#### [Exercise requirements]
Write out every record below exactly as given. Leave the pictures out.

Supplied records below:

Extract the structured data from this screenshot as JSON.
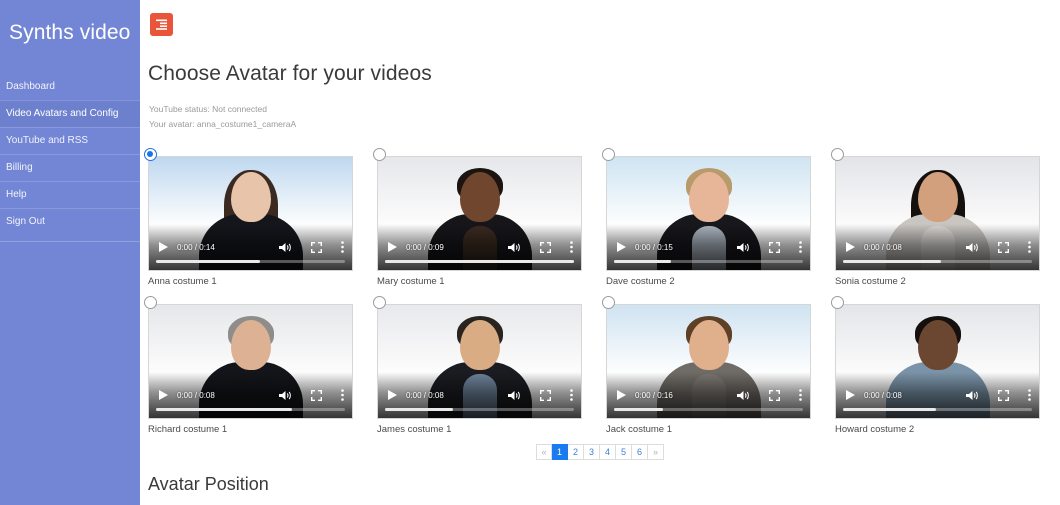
{
  "sidebar": {
    "brand": "Synths video",
    "items": [
      {
        "label": "Dashboard",
        "active": false
      },
      {
        "label": "Video Avatars and Config",
        "active": true
      },
      {
        "label": "YouTube and RSS",
        "active": false
      },
      {
        "label": "Billing",
        "active": false
      },
      {
        "label": "Help",
        "active": false
      },
      {
        "label": "Sign Out",
        "active": false
      }
    ],
    "bg_color": "#7386d5",
    "active_color": "#6d80ce"
  },
  "toolbar": {
    "toggle_icon": "sidebar-toggle-icon",
    "toggle_color": "#e8553a"
  },
  "main": {
    "page_title": "Choose Avatar for your videos",
    "status_youtube": "YouTube status: Not connected",
    "status_avatar": "Your avatar: anna_costume1_cameraA",
    "section_title": "Avatar Position"
  },
  "avatars": [
    {
      "label": "Anna costume 1",
      "time": "0:00 / 0:14",
      "selected": true,
      "progress": 55,
      "bg_top": "#bfd8ef",
      "bg_bottom": "#ffffff",
      "skin": "#e8c4ab",
      "hair": "#3b2a22",
      "hair_style": "long",
      "clothes": "#15161c",
      "shirt": "#15161c"
    },
    {
      "label": "Mary costume 1",
      "time": "0:00 / 0:09",
      "selected": false,
      "progress": 100,
      "bg_top": "#e6e7ea",
      "bg_bottom": "#fdfdfd",
      "skin": "#70462f",
      "hair": "#1c1410",
      "hair_style": "short",
      "clothes": "#16161a",
      "shirt": "#3a2a20"
    },
    {
      "label": "Dave costume 2",
      "time": "0:00 / 0:15",
      "selected": false,
      "progress": 30,
      "bg_top": "#cfe4f2",
      "bg_bottom": "#ffffff",
      "skin": "#e7b699",
      "hair": "#b89a6b",
      "hair_style": "short",
      "clothes": "#17171c",
      "shirt": "#a9b2bd"
    },
    {
      "label": "Sonia costume 2",
      "time": "0:00 / 0:08",
      "selected": false,
      "progress": 52,
      "bg_top": "#e3e4e8",
      "bg_bottom": "#fcfcfc",
      "skin": "#d2a07c",
      "hair": "#14100e",
      "hair_style": "long",
      "clothes": "#c9c6c2",
      "shirt": "#d8d5d1"
    },
    {
      "label": "Richard costume 1",
      "time": "0:00 / 0:08",
      "selected": false,
      "progress": 72,
      "bg_top": "#e6e7ea",
      "bg_bottom": "#fdfdfd",
      "skin": "#ddb193",
      "hair": "#8f8d8a",
      "hair_style": "short",
      "clothes": "#14151a",
      "shirt": "#14151a"
    },
    {
      "label": "James costume 1",
      "time": "0:00 / 0:08",
      "selected": false,
      "progress": 36,
      "bg_top": "#e8e9ec",
      "bg_bottom": "#fdfdfd",
      "skin": "#d9ac84",
      "hair": "#2a2420",
      "hair_style": "short",
      "clothes": "#1b1c21",
      "shirt": "#6d8198"
    },
    {
      "label": "Jack costume 1",
      "time": "0:00 / 0:16",
      "selected": false,
      "progress": 26,
      "bg_top": "#cfe3f1",
      "bg_bottom": "#ffffff",
      "skin": "#e0b08c",
      "hair": "#5e4026",
      "hair_style": "short",
      "clothes": "#6f6b66",
      "shirt": "#7a7570"
    },
    {
      "label": "Howard costume 2",
      "time": "0:00 / 0:08",
      "selected": false,
      "progress": 49,
      "bg_top": "#e4e5e9",
      "bg_bottom": "#fcfcfc",
      "skin": "#6b4630",
      "hair": "#15100d",
      "hair_style": "short",
      "clothes": "#7a93a8",
      "shirt": "#7a93a8"
    }
  ],
  "pagination": {
    "prev": "«",
    "next": "»",
    "pages": [
      "1",
      "2",
      "3",
      "4",
      "5",
      "6"
    ],
    "active_page": "1",
    "active_color": "#1a7af0"
  }
}
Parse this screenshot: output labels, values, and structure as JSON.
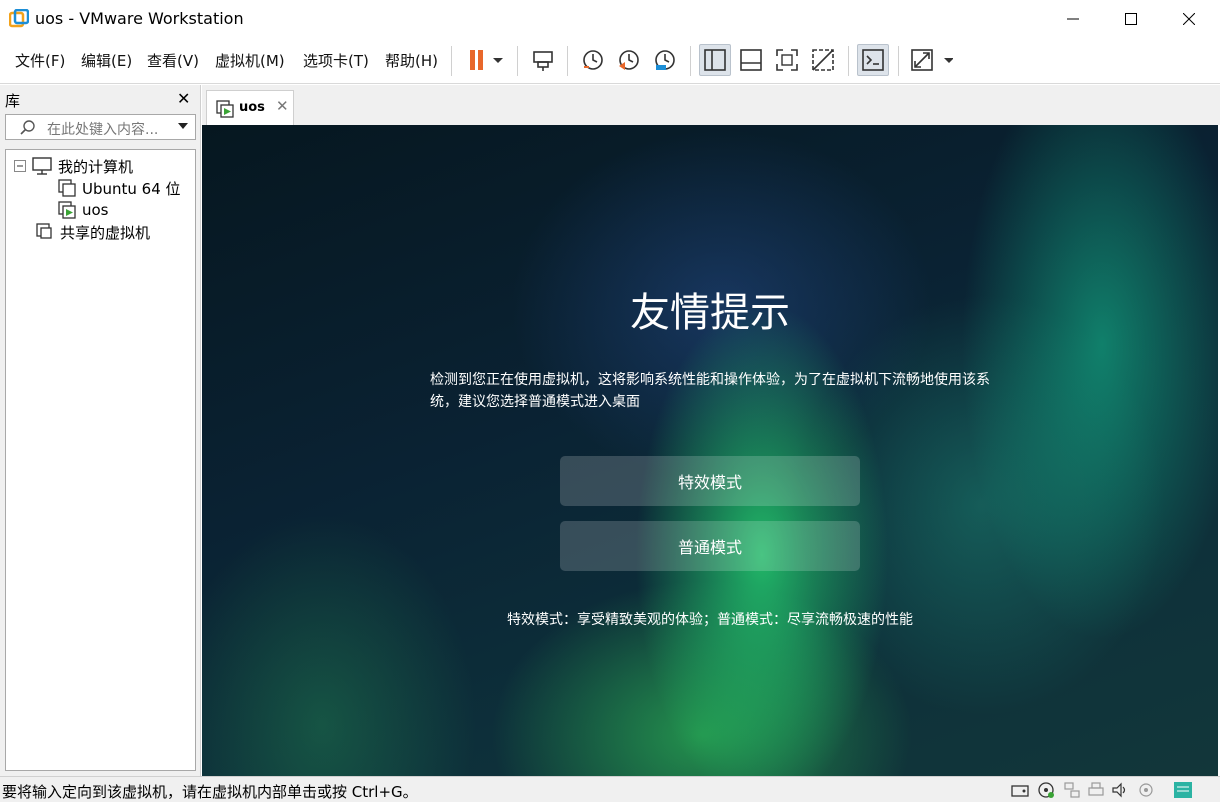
{
  "window": {
    "title": "uos - VMware Workstation"
  },
  "menu": [
    "文件(F)",
    "编辑(E)",
    "查看(V)",
    "虚拟机(M)",
    "选项卡(T)",
    "帮助(H)"
  ],
  "library": {
    "title": "库",
    "search_placeholder": "在此处键入内容...",
    "tree": [
      {
        "label": "我的计算机",
        "type": "computer"
      },
      {
        "label": "Ubuntu 64 位",
        "type": "vm"
      },
      {
        "label": "uos",
        "type": "vm-running"
      },
      {
        "label": "共享的虚拟机",
        "type": "shared"
      }
    ]
  },
  "tab": {
    "label": "uos"
  },
  "guest": {
    "title": "友情提示",
    "message": "检测到您正在使用虚拟机，这将影响系统性能和操作体验，为了在虚拟机下流畅地使用该系统，建议您选择普通模式进入桌面",
    "effect_button": "特效模式",
    "normal_button": "普通模式",
    "hint": "特效模式：享受精致美观的体验；普通模式：尽享流畅极速的性能"
  },
  "status": {
    "text": "要将输入定向到该虚拟机，请在虚拟机内部单击或按 Ctrl+G。"
  },
  "colors": {
    "pause_accent": "#e8672a",
    "vm_running": "#3aa335"
  }
}
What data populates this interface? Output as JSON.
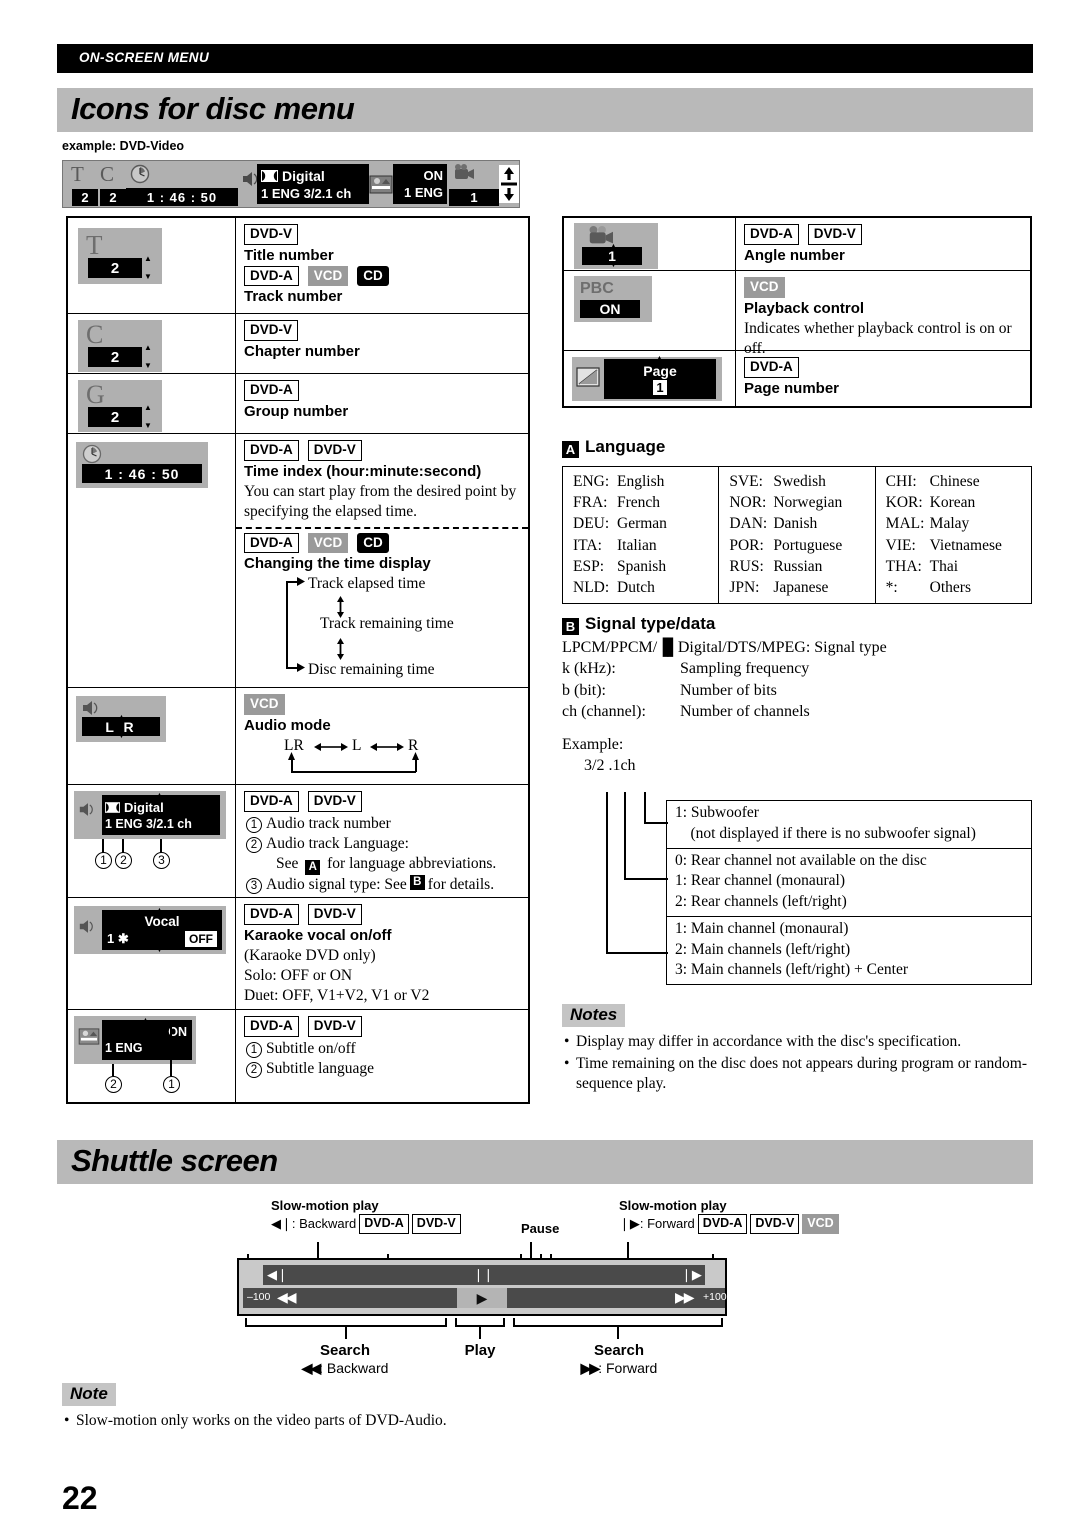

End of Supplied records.

#### [Response to the exercise]
Extract the structured data from this screenshot as JSON.
{
  "sidebar": {
    "brand": "Synths video",
    "items": [
      {
        "label": "Dashboard",
        "active": false
      },
      {
        "label": "Video Avatars and Config",
        "active": true
      },
      {
        "label": "YouTube and RSS",
        "active": false
      },
      {
        "label": "Billing",
        "active": false
      },
      {
        "label": "Help",
        "active": false
      },
      {
        "label": "Sign Out",
        "active": false
      }
    ],
    "bg_color": "#7386d5",
    "active_color": "#6d80ce"
  },
  "toolbar": {
    "toggle_icon": "sidebar-toggle-icon",
    "toggle_color": "#e8553a"
  },
  "main": {
    "page_title": "Choose Avatar for your videos",
    "status_youtube": "YouTube status: Not connected",
    "status_avatar": "Your avatar: anna_costume1_cameraA",
    "section_title": "Avatar Position"
  },
  "avatars": [
    {
      "label": "Anna costume 1",
      "time": "0:00 / 0:14",
      "selected": true,
      "progress": 55,
      "bg_top": "#bfd8ef",
      "bg_bottom": "#ffffff",
      "skin": "#e8c4ab",
      "hair": "#3b2a22",
      "hair_style": "long",
      "clothes": "#15161c",
      "shirt": "#15161c"
    },
    {
      "label": "Mary costume 1",
      "time": "0:00 / 0:09",
      "selected": false,
      "progress": 100,
      "bg_top": "#e6e7ea",
      "bg_bottom": "#fdfdfd",
      "skin": "#70462f",
      "hair": "#1c1410",
      "hair_style": "short",
      "clothes": "#16161a",
      "shirt": "#3a2a20"
    },
    {
      "label": "Dave costume 2",
      "time": "0:00 / 0:15",
      "selected": false,
      "progress": 30,
      "bg_top": "#cfe4f2",
      "bg_bottom": "#ffffff",
      "skin": "#e7b699",
      "hair": "#b89a6b",
      "hair_style": "short",
      "clothes": "#17171c",
      "shirt": "#a9b2bd"
    },
    {
      "label": "Sonia costume 2",
      "time": "0:00 / 0:08",
      "selected": false,
      "progress": 52,
      "bg_top": "#e3e4e8",
      "bg_bottom": "#fcfcfc",
      "skin": "#d2a07c",
      "hair": "#14100e",
      "hair_style": "long",
      "clothes": "#c9c6c2",
      "shirt": "#d8d5d1"
    },
    {
      "label": "Richard costume 1",
      "time": "0:00 / 0:08",
      "selected": false,
      "progress": 72,
      "bg_top": "#e6e7ea",
      "bg_bottom": "#fdfdfd",
      "skin": "#ddb193",
      "hair": "#8f8d8a",
      "hair_style": "short",
      "clothes": "#14151a",
      "shirt": "#14151a"
    },
    {
      "label": "James costume 1",
      "time": "0:00 / 0:08",
      "selected": false,
      "progress": 36,
      "bg_top": "#e8e9ec",
      "bg_bottom": "#fdfdfd",
      "skin": "#d9ac84",
      "hair": "#2a2420",
      "hair_style": "short",
      "clothes": "#1b1c21",
      "shirt": "#6d8198"
    },
    {
      "label": "Jack costume 1",
      "time": "0:00 / 0:16",
      "selected": false,
      "progress": 26,
      "bg_top": "#cfe3f1",
      "bg_bottom": "#ffffff",
      "skin": "#e0b08c",
      "hair": "#5e4026",
      "hair_style": "short",
      "clothes": "#6f6b66",
      "shirt": "#7a7570"
    },
    {
      "label": "Howard costume 2",
      "time": "0:00 / 0:08",
      "selected": false,
      "progress": 49,
      "bg_top": "#e4e5e9",
      "bg_bottom": "#fcfcfc",
      "skin": "#6b4630",
      "hair": "#15100d",
      "hair_style": "short",
      "clothes": "#7a93a8",
      "shirt": "#7a93a8"
    }
  ],
  "pagination": {
    "prev": "«",
    "next": "»",
    "pages": [
      "1",
      "2",
      "3",
      "4",
      "5",
      "6"
    ],
    "active_page": "1",
    "active_color": "#1a7af0"
  }
}
Parse this screenshot: output labels, values, and structure as JSON.
{
  "window": {
    "title": "uos - VMware Workstation"
  },
  "menu": [
    "文件(F)",
    "编辑(E)",
    "查看(V)",
    "虚拟机(M)",
    "选项卡(T)",
    "帮助(H)"
  ],
  "library": {
    "title": "库",
    "search_placeholder": "在此处键入内容...",
    "tree": [
      {
        "label": "我的计算机",
        "type": "computer"
      },
      {
        "label": "Ubuntu 64 位",
        "type": "vm"
      },
      {
        "label": "uos",
        "type": "vm-running"
      },
      {
        "label": "共享的虚拟机",
        "type": "shared"
      }
    ]
  },
  "tab": {
    "label": "uos"
  },
  "guest": {
    "title": "友情提示",
    "message": "检测到您正在使用虚拟机，这将影响系统性能和操作体验，为了在虚拟机下流畅地使用该系统，建议您选择普通模式进入桌面",
    "effect_button": "特效模式",
    "normal_button": "普通模式",
    "hint": "特效模式：享受精致美观的体验；普通模式：尽享流畅极速的性能"
  },
  "status": {
    "text": "要将输入定向到该虚拟机，请在虚拟机内部单击或按 Ctrl+G。"
  },
  "colors": {
    "pause_accent": "#e8672a",
    "vm_running": "#3aa335"
  }
}
What data populates this interface? Output as JSON.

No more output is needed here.